Without getting into too many boring details, the core problem with UNG is that it invests in futures. But natural gas is one of the most expensive commodities to store. This storage cost is reflected in forward month contracts, which are often more expensive than the current month’s contract.
So what happens is this: UNG sells its holdings for less than the cost to replace them, effectively losing money and purchasing power with each rollover of its assets.
The relative performance of UNG to natural gas makes the UNG ETF “Exchange Traded Junk” as far as I’m concerned. I’d be okay losing money on natural gas if that was the actual investment I made and it didn’t work out.
But I’m not okay with burning cash in transaction-related costs every month. That’s how you destroy wealth, not create it.
So what should investors do if they’re looking to boost returns and reduce volatility with commodity ETFs?
My advice is to keep it simple. Don’t get involved with exotic ETFs, and don’t buy any that invest in futures. There are other options out there that are cheap (some are even free to trade) and liquid, and have straightforward investment goals.
In particular, for those looking for energy exposure I like the Vanguard Energy Index ETF (NYSEARCA:VDE),which has an expense fee of just 0.19%, a yield of 1.5%, and includes Exxon (NYSE:XOM), Chevron (NYSE:CVX) and Schlumberger (NYSE:SLB) as its three biggest holdings.
I’ve also recently recommended gold, silver and agriculture ETFs to Pay Dirt subscribers.
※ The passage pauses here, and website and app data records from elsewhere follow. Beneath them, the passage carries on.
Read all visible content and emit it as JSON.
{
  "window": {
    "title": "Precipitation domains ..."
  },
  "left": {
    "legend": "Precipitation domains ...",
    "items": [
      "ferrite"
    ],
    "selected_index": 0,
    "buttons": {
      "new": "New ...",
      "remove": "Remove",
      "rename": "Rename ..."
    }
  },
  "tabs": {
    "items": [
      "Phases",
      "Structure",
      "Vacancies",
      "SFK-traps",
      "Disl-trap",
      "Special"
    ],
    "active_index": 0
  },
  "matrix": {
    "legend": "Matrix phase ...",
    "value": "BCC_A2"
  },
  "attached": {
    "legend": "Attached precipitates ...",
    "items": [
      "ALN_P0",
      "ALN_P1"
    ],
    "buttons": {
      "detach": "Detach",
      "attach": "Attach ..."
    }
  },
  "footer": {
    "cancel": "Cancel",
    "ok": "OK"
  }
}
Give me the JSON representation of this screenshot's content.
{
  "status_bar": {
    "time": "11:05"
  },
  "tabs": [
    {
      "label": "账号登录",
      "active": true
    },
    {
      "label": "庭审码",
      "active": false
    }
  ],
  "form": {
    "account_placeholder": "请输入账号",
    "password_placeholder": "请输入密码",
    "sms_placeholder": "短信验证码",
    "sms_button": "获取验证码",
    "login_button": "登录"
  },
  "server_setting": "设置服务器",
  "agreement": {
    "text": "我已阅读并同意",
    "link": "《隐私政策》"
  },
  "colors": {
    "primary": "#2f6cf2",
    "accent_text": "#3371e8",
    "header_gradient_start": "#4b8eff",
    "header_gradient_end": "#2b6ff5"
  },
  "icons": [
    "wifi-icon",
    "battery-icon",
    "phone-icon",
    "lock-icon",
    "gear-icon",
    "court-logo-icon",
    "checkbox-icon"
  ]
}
You can get my full ETF report with a trial subscription here. After what has happened with UNG and a whole string of other commodity ETFs launched over the past few years, I wanted to clearly show which commodity and natural resource ETFs are actually attractive investments.
The ETFs I review aren’t all buys right now. But they are the best option for the intended exposure. And that means that when it’s time to buy, it’s a simple matter of placing an order for the ETF. The analysis and work to avoid the “Exchange Traded Junk” has already been done.
They’re not levered or inverse funds, meaning they won’t move twice (or three times) as much as the underlying investments, or go up when the underlying assets fall. They’re designed to do just what you’d expect – rise when the price of the fund’s holdings go up.
That’s exactly the type of commodity ETF you should be looking for.
Wyatt Investment Research is led by founder Ian Wyatt, who serves as Publisher and Chief Investment Strategist. Our team also includes a group of talented research analysts and editors who aim to uncover great investments and present those investment ideas to our growing group of loyal subscribers.
Ian Wyatt is an active investor, a well-regarded investment expert and an Internet entrepreneur. He is the Chief Investment Strategist at Wyatt Investment Research, and plays a leading role in each of the company’s investment newsletters and trading services. As a well-regarded market expert, Ian has written for Marketwatch, Zacks Investment Research, Seeking Alpha, Yahoo! Finance and The Burlington Free Press. He has been interviewed or quoted in articles in well-known publications including AOL Finance Blogging Stocks, Kiplinger’s Personal Finance Magazine, Barron Magazine, Barrons.com, Forbes.com, The Dick Davis Digest, The Dick Davis Income Digest, The Wall Street Transcript, TheStockAdvisors.com, Money Show Digest, The New Jersey Star Ledger, The Wisconsin State Journal and The Seattle Times.